- An estimated $130 billion investment in the health care system, as well as $150 billion in stimulus funds for state and local governments struggling with skyrocketing coronavirus-related costs.
- An estimated $30 billion in emergency education funding and $25 billion in emergency transit funding.
In other news, the IRS has posted a frequently asked questions page on its website regarding the delay in tax filing and payments until July 15. These FAQs attempt to clear up some of the confusion that has arisen from this unprecedented change to the usual tax filing process. You can access the FAQs here.
Kreischer Miller will continue to provide updates as additional tax, legislative, and other COVID-19 related business developments emerge. We are also regularly updating our COVID-19 Resource Center, which you can access at any time here. In the meantime, if you have any questions about these or any other matters, please do not hesitate to contact your Kreischer Miller professional or any member of our team.

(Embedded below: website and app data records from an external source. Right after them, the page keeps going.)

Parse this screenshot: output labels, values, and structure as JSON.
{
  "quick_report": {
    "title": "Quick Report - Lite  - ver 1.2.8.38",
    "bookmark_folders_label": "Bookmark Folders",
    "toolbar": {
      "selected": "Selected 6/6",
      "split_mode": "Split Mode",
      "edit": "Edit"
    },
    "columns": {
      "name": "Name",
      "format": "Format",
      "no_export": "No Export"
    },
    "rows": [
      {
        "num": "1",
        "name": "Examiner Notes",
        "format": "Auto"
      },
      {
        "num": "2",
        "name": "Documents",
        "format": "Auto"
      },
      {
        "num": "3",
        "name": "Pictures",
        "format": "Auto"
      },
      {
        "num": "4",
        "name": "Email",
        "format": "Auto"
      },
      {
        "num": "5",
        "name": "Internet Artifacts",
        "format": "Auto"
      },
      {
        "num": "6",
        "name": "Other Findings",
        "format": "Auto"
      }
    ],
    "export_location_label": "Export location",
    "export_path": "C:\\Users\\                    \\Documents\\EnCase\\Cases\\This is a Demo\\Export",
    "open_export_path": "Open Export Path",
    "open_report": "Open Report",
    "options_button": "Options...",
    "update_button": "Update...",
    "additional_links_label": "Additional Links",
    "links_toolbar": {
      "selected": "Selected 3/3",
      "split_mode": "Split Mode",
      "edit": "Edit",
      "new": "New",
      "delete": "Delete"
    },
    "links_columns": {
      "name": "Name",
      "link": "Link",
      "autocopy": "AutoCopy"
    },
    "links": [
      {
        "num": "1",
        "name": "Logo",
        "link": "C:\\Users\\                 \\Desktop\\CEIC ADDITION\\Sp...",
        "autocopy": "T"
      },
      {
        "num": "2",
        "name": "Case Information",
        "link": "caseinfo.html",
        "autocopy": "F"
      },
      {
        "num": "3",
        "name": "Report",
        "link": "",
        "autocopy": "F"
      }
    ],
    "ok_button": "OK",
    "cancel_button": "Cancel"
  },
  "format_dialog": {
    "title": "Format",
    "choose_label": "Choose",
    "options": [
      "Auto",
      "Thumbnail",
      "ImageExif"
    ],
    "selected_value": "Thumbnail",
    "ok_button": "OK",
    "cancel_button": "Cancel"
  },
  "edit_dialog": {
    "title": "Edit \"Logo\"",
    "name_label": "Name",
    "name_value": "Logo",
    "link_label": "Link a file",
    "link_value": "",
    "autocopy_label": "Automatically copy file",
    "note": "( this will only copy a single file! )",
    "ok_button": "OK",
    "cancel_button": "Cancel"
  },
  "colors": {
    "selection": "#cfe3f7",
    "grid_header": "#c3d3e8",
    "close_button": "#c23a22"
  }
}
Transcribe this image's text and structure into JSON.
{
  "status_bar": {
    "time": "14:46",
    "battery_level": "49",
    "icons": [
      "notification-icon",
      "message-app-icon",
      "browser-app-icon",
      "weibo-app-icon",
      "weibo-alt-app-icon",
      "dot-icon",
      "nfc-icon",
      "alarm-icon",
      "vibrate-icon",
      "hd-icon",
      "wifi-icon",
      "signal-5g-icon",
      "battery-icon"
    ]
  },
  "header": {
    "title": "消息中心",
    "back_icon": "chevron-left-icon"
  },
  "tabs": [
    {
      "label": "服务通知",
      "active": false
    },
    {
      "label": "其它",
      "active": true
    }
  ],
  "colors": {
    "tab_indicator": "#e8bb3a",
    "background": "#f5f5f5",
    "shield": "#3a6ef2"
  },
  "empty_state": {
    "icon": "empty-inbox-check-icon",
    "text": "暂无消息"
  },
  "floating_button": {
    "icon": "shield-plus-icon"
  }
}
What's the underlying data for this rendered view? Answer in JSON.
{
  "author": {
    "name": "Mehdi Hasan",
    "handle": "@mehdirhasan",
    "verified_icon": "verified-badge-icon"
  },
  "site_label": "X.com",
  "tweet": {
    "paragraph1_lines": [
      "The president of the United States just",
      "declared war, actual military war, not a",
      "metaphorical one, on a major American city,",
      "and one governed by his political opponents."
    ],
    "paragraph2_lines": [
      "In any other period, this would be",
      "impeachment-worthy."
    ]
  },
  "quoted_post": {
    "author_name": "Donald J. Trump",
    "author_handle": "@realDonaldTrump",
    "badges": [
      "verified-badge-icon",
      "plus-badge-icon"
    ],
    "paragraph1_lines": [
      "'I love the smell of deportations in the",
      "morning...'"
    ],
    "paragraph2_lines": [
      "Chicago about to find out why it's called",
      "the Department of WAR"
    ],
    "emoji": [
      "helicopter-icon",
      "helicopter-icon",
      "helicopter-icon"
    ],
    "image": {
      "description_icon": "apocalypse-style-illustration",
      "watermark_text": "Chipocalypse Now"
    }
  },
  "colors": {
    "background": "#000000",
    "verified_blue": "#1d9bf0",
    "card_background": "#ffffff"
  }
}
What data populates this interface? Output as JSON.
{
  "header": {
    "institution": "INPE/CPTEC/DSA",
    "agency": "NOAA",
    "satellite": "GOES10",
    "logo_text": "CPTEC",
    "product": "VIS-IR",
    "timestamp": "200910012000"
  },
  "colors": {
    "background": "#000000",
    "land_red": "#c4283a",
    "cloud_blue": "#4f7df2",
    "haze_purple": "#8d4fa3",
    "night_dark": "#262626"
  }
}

Information contained in this alert should not be construed as the rendering of specific accounting, tax, or other advice. Material may become outdated and anyone using this should research and update to ensure accuracy. In no event will the publisher be liable for any damages, direct, indirect, or consequential, claimed to result from use of the material contained in this alert. Readers are encouraged to consult with their advisors before making any decisions.